This distribution of elements is mostly useful in digital marketing but can have some other uses in software development. With the power of Flexbox, you can set a sort of grid and also align elements regardless of how many there are.

Wrapper properties:

.wrapper {
    display: flex;
    flex-wrap: wrap;

Child properties:

.blurb {
    flex-grow: 0; /* elements don’t grow */
    flex-shrink: 0; /* elements don’t shrink in a flexible way */
    flex-basis: auto; /* the width of the elements will be set by proportions in `width` due to flex-basis not support workaround */
    width: calc(33.33% - 60px); /* calculate proportional width without space taken by padding (workaround for IE 11) */

For tablet and mobile viewports, the width varies between 50% and 100%.

See the Pen Flexbox @Toptal - Real uses we can give - Blurbs by DD (@Diegue) on CodePen.

Enhancing Cross-browser Compatibility

The syntax for Flexbox has changed numerous times across different browser versions. This can be an issue when implementing a layout with Flexbox and trying to support older web browsers, especially older versions of Internet Explorer.

Fortunately, many techniques and workarounds for getting your code to work across the widest range of web browsers are listed in Flexbugs, which is a great resource. If you follow the information on that site, you will have better, consistent results across different web browsers.
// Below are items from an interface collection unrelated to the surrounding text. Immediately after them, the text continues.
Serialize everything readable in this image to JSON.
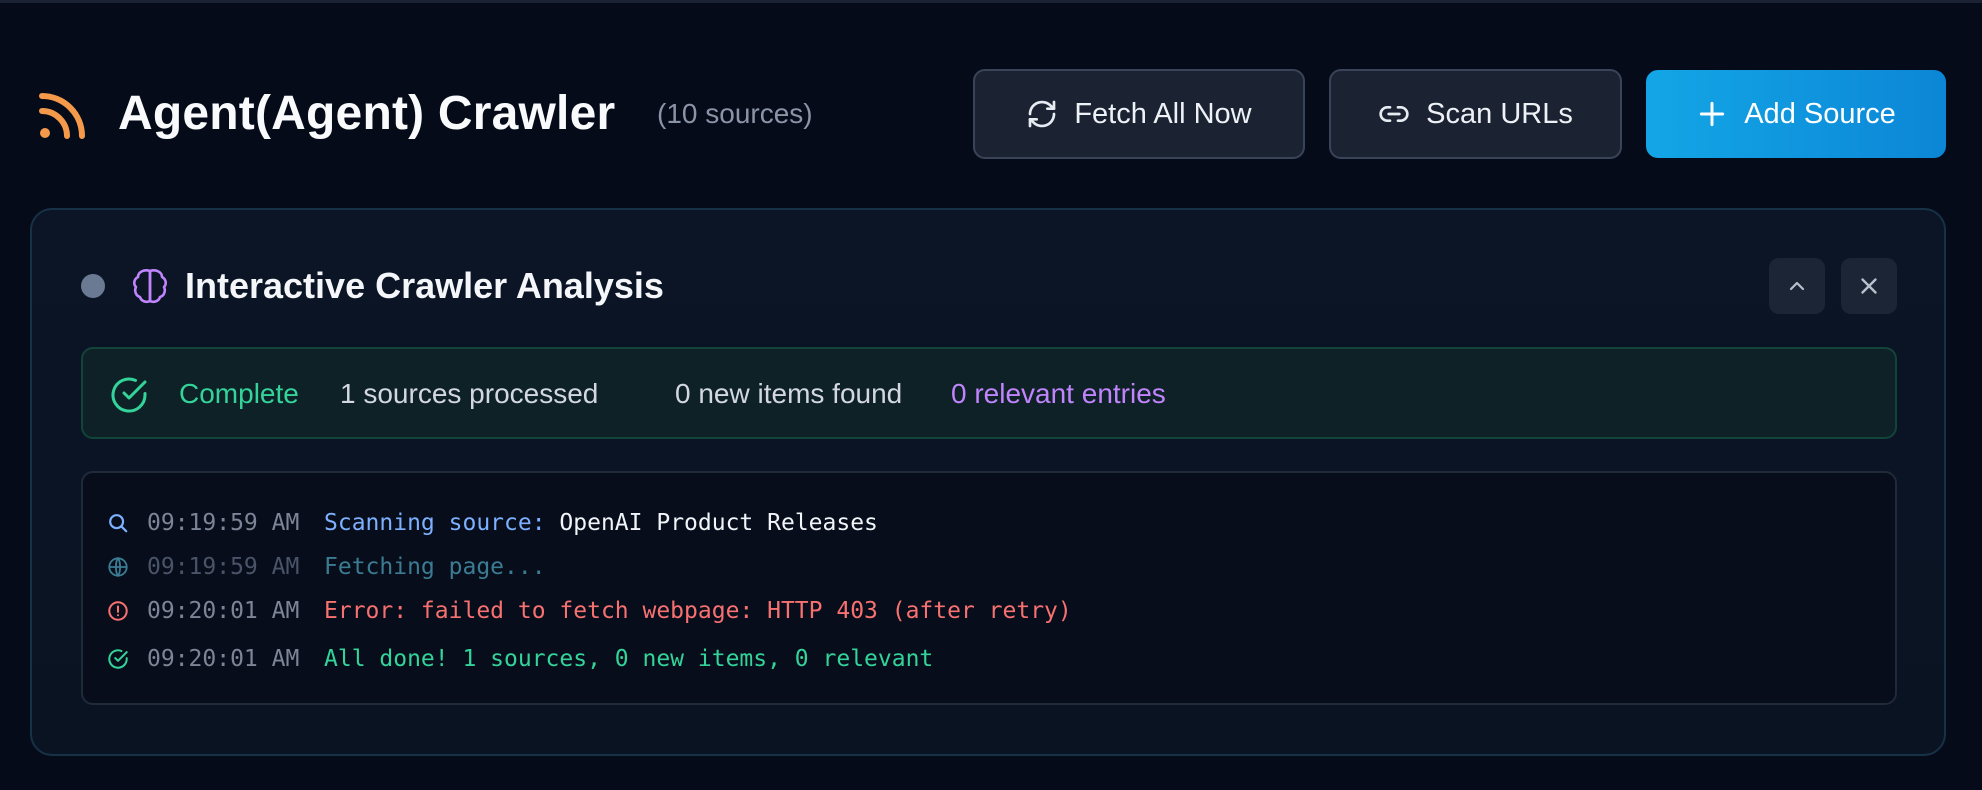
{
  "header": {
    "title": "Agent(Agent) Crawler",
    "source_count": "(10 sources)",
    "buttons": {
      "fetch_all": "Fetch All Now",
      "scan_urls": "Scan URLs",
      "add_source": "Add Source"
    }
  },
  "panel": {
    "title": "Interactive Crawler Analysis",
    "summary": {
      "status": "Complete",
      "processed": "1 sources processed",
      "new_items": "0 new items found",
      "relevant": "0 relevant entries"
    },
    "log": [
      {
        "icon": "search-icon",
        "time": "09:19:59 AM",
        "message": "Scanning source:",
        "detail": "OpenAI Product Releases",
        "color": "#7db0ff"
      },
      {
        "icon": "globe-icon",
        "time": "09:19:59 AM",
        "message": "Fetching page...",
        "detail": "",
        "color": "#3b7c93"
      },
      {
        "icon": "alert-circle-icon",
        "time": "09:20:01 AM",
        "message": "Error: failed to fetch webpage: HTTP 403 (after retry)",
        "detail": "",
        "color": "#f87171"
      },
      {
        "icon": "check-circle-icon",
        "time": "09:20:01 AM",
        "message": "All done! 1 sources, 0 new items, 0 relevant",
        "detail": "",
        "color": "#34d399"
      }
    ]
  },
  "colors": {
    "background": "#060b19",
    "accent": "#13a6e6",
    "rss": "#f59a4a",
    "success": "#34d399",
    "error": "#f87171",
    "purple": "#c084fc"
  }
}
Prefix tasks are particularly useful in this regard. To automate prefixing of CSS rules, you can pick one of the following tools:



Start Building Smart Layouts

Flexbox is a great tool to speed, polish, and scale our work. The limit is only in the imagination of the developer.

If you need some visual aid to plan your next layout you can try this neat playground:

See the Pen Flexbox @Toptal - Flexbox playground by DD (@Diegue) on CodePen.

Open it in a new window.

With increasing adoption of modern web browsers by a majority of users, using Flexbox will allow you to create amazing layouts easily without the need to delve into messy JavaScript code or craft kludgy CSS.